They are not, if mistreated and even if a shock isn't fatal, it is an
unpleasant experience. Also, shorting such high potentials can cause
excessive heating which can lead to fire.
precautions are not simply for the sake of the radio enthusiast, but also for
anyone who may come in contact with the set when in use: children, partners,
relatives, subsequent purchasers.
Obviously, a battery-only receiver does not,
under normal circumstances, pose a problem of electrical safety to the user.
Batteries have far too high an internal resistance to allow lethal currents to
be developed. It follows that makers tended to disregard safety aspects. For
example, access to the interior of such sets, far from being made consciously
fiddly, is often very simple and quick – essential when changing batteries.
Knobs are usually attached with grub screws. Cabinets may have metal external
parts which are not internally earthed, such as speaker grille.
None of these points make battery sets dangerous
when used as the makers intended. It is only when such sets are coupled in some
way to the mains supply, perhaps by fitting some kind of power supply,
that safety has to be considered.
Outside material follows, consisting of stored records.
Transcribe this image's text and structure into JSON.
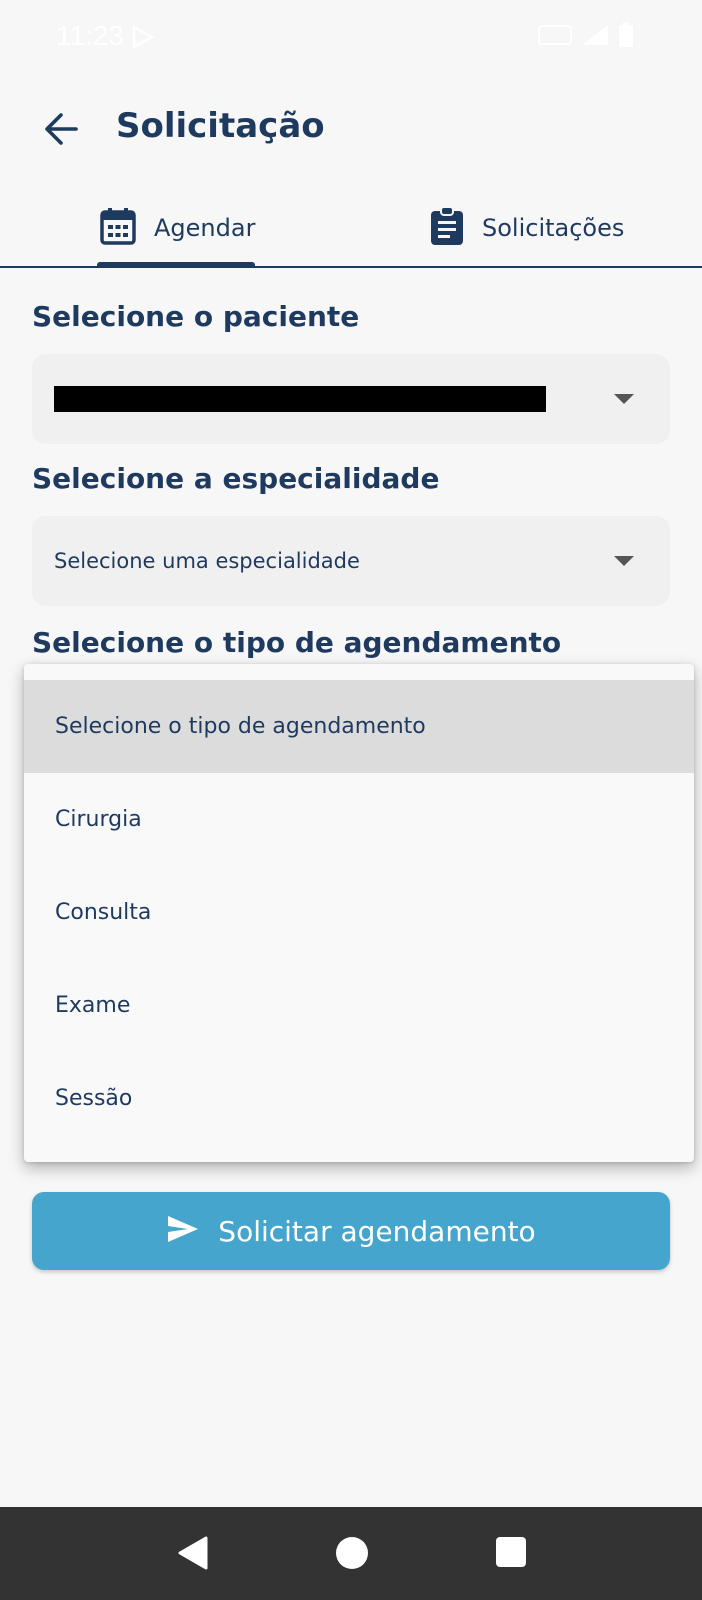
{
  "status_bar": {
    "time": "11:23"
  },
  "header": {
    "title": "Solicitação"
  },
  "tabs": [
    {
      "label": "Agendar",
      "icon": "calendar-icon",
      "active": true
    },
    {
      "label": "Solicitações",
      "icon": "clipboard-icon",
      "active": false
    }
  ],
  "form": {
    "patient_label": "Selecione o paciente",
    "specialty_label": "Selecione a especialidade",
    "specialty_placeholder": "Selecione uma especialidade",
    "type_label": "Selecione o tipo de agendamento"
  },
  "dropdown": {
    "options": [
      "Selecione o tipo de agendamento",
      "Cirurgia",
      "Consulta",
      "Exame",
      "Sessão"
    ],
    "selected_index": 0
  },
  "submit": {
    "label": "Solicitar agendamento",
    "icon": "send-icon"
  },
  "colors": {
    "primary": "#1f3a5f",
    "accent": "#45a5cc",
    "background": "#f7f7f8",
    "nav_bar": "#333333"
  }
}
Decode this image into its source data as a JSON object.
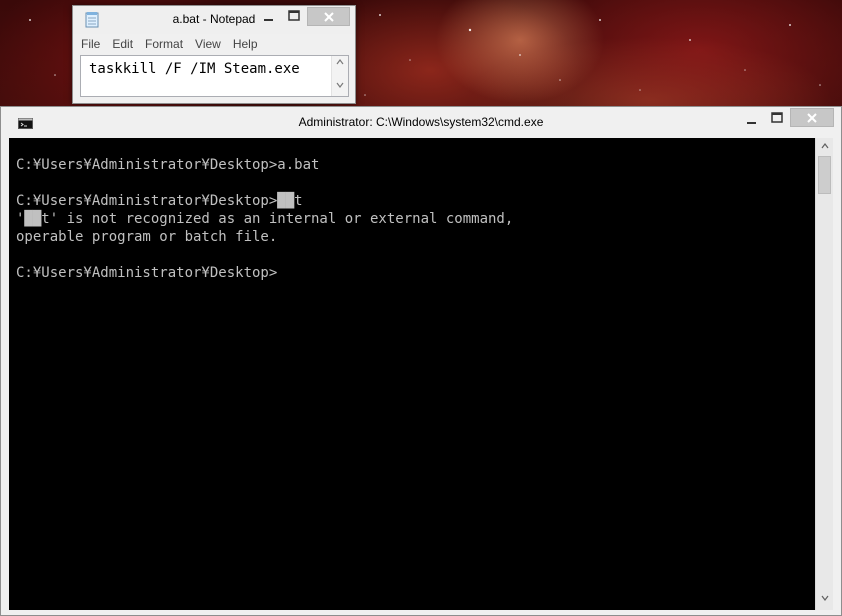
{
  "notepad": {
    "title": "a.bat - Notepad",
    "menu": [
      "File",
      "Edit",
      "Format",
      "View",
      "Help"
    ],
    "content": "taskkill /F /IM Steam.exe"
  },
  "cmd": {
    "title": "Administrator: C:\\Windows\\system32\\cmd.exe",
    "lines": [
      "C:¥Users¥Administrator¥Desktop>a.bat",
      "",
      "C:¥Users¥Administrator¥Desktop>██t",
      "'██t' is not recognized as an internal or external command,",
      "operable program or batch file.",
      "",
      "C:¥Users¥Administrator¥Desktop>"
    ]
  },
  "colors": {
    "console_bg": "#000000",
    "console_fg": "#c0c0c0",
    "close_button_bg": "#c7c7c7",
    "window_chrome": "#f0f0f0"
  },
  "icons": {
    "notepad_app": "notepad-icon",
    "cmd_app": "cmd-icon",
    "minimize": "minimize-icon",
    "maximize": "maximize-icon",
    "close": "close-icon"
  }
}
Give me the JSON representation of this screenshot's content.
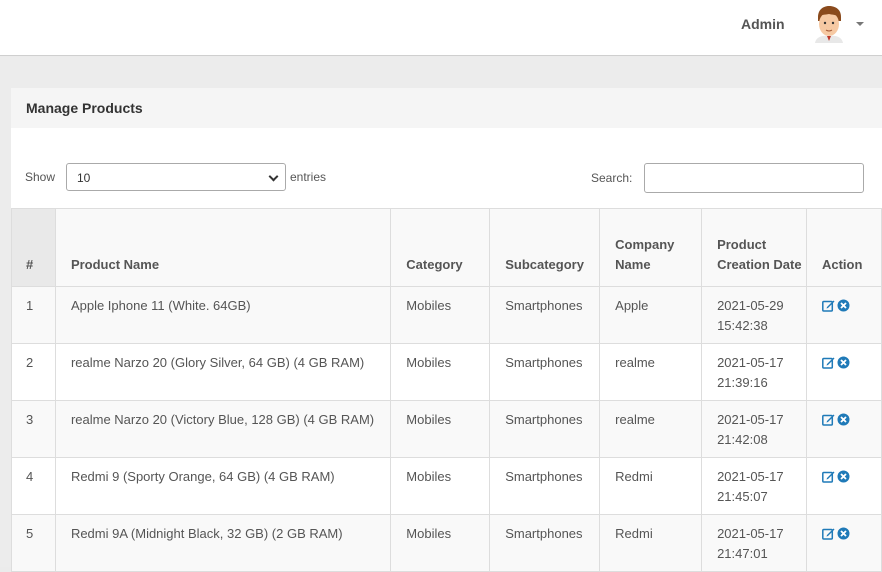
{
  "header": {
    "user_name": "Admin",
    "avatar_icon": "avatar-icon",
    "dropdown_icon": "caret-down-icon"
  },
  "panel": {
    "title": "Manage Products"
  },
  "controls": {
    "show_label": "Show",
    "entries_value": "10",
    "entries_label": "entries",
    "search_label": "Search:",
    "search_value": ""
  },
  "table": {
    "columns": [
      "#",
      "Product Name",
      "Category",
      "Subcategory",
      "Company Name",
      "Product Creation Date",
      "Action"
    ],
    "rows": [
      {
        "num": "1",
        "name": "Apple Iphone 11 (White. 64GB)",
        "category": "Mobiles",
        "subcategory": "Smartphones",
        "company": "Apple",
        "date": "2021-05-29",
        "time": "15:42:38"
      },
      {
        "num": "2",
        "name": "realme Narzo 20 (Glory Silver, 64 GB) (4 GB RAM)",
        "category": "Mobiles",
        "subcategory": "Smartphones",
        "company": "realme",
        "date": "2021-05-17",
        "time": "21:39:16"
      },
      {
        "num": "3",
        "name": "realme Narzo 20 (Victory Blue, 128 GB) (4 GB RAM)",
        "category": "Mobiles",
        "subcategory": "Smartphones",
        "company": "realme",
        "date": "2021-05-17",
        "time": "21:42:08"
      },
      {
        "num": "4",
        "name": "Redmi 9 (Sporty Orange, 64 GB) (4 GB RAM)",
        "category": "Mobiles",
        "subcategory": "Smartphones",
        "company": "Redmi",
        "date": "2021-05-17",
        "time": "21:45:07"
      },
      {
        "num": "5",
        "name": "Redmi 9A (Midnight Black, 32 GB) (2 GB RAM)",
        "category": "Mobiles",
        "subcategory": "Smartphones",
        "company": "Redmi",
        "date": "2021-05-17",
        "time": "21:47:01"
      }
    ],
    "action_icons": [
      "edit-icon",
      "delete-icon"
    ]
  },
  "colors": {
    "action_blue": "#1f7ab8"
  }
}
Providing that any mains or high
voltage points are well insulated and cannot come into contact with fingers,
there should be no real problem.
It is essential that any
mains-driven power supply should
use a fully isolated double wound transformer, properly earthed.
effective way to prevent inadvertent shock is to make access to the innards more
difficult - perhaps by fitting extras back screws.
knobs are well seated with no exposed metal control spindle accessible. Grub
screw holes can be sealed with melted wax crayon of a suitable colour, using a
valve equipment must be set up with accuracy if good results are to be obtained.
There is little room for error. If there is no sign of IF transformers or
trimming capacitors having been tampered with, they are best left well alone
until such time as testing points firmly to faulty alignment of either the IFTs,
the RF stages or perhaps both.
reliable and accurate signal generator is essential for accurate alignment. A
multi-test meter can be used as an output meter, but do not rely upon your ears
to tell you when maximum output is achieved, because the human ear cannot
accurately distinguish between quite widely varying levels of sound.
receivers are normally operated from internal frame aerials re-alignment must be
carried out with these aerials in circuit. For R.F. alignment the signal should
preferably be injected via a standard shielded coil.
The connecting leads should
also be screened. For preliminary adjustments, it may
prove necessary to loosely couple the signal-generator output lead to the
grid of the frequency changer valve by laying the lead near to this point. The
receiver should always be aligned with the batteries and loudspeaker in the same
position relative to the frame aerial as would be the case under normal
operating conditions, otherwise the inductance of the frame aerial may be
Many restorers recycle spares from scrap radios
to restorable mains powered ones. Purchasing a battery radio for this purpose
can prove to be a problem, for the following reasons:
Battery sets generally use capacitors of a
lower working voltage rating than mains-powered sets require.
Resistors found in battery sets are always of
a modest current rating: values of a quarter-watt and less are common.
Again, these may be unsuitable for use in the higher powered mains set.
Output transformers are of a lighter
construction and are made neither to match nor withstand the power
requirements of a
mains output valve.
Loudspeakers, on the other hand, tend to be
very sensitive types and these may well prove useful at times, providing the
mains set is of a modest power rating, for example a TRF or small table
Of course, all such components are in general
suitable for restoring other battery-driven radios, though it is my belief
that capacitors are better replaced with new or new, old stock (NOS) types
as the reliability of old capacitors is often suspect. Electrolytic
capacitors are usually best replaced by new ones unless you can reform them.
Battery portables were designed for
sensitivity and low running costs, not for hi-fi reproduction, so do not
expect the reproduction to be of the quality of a good mains powered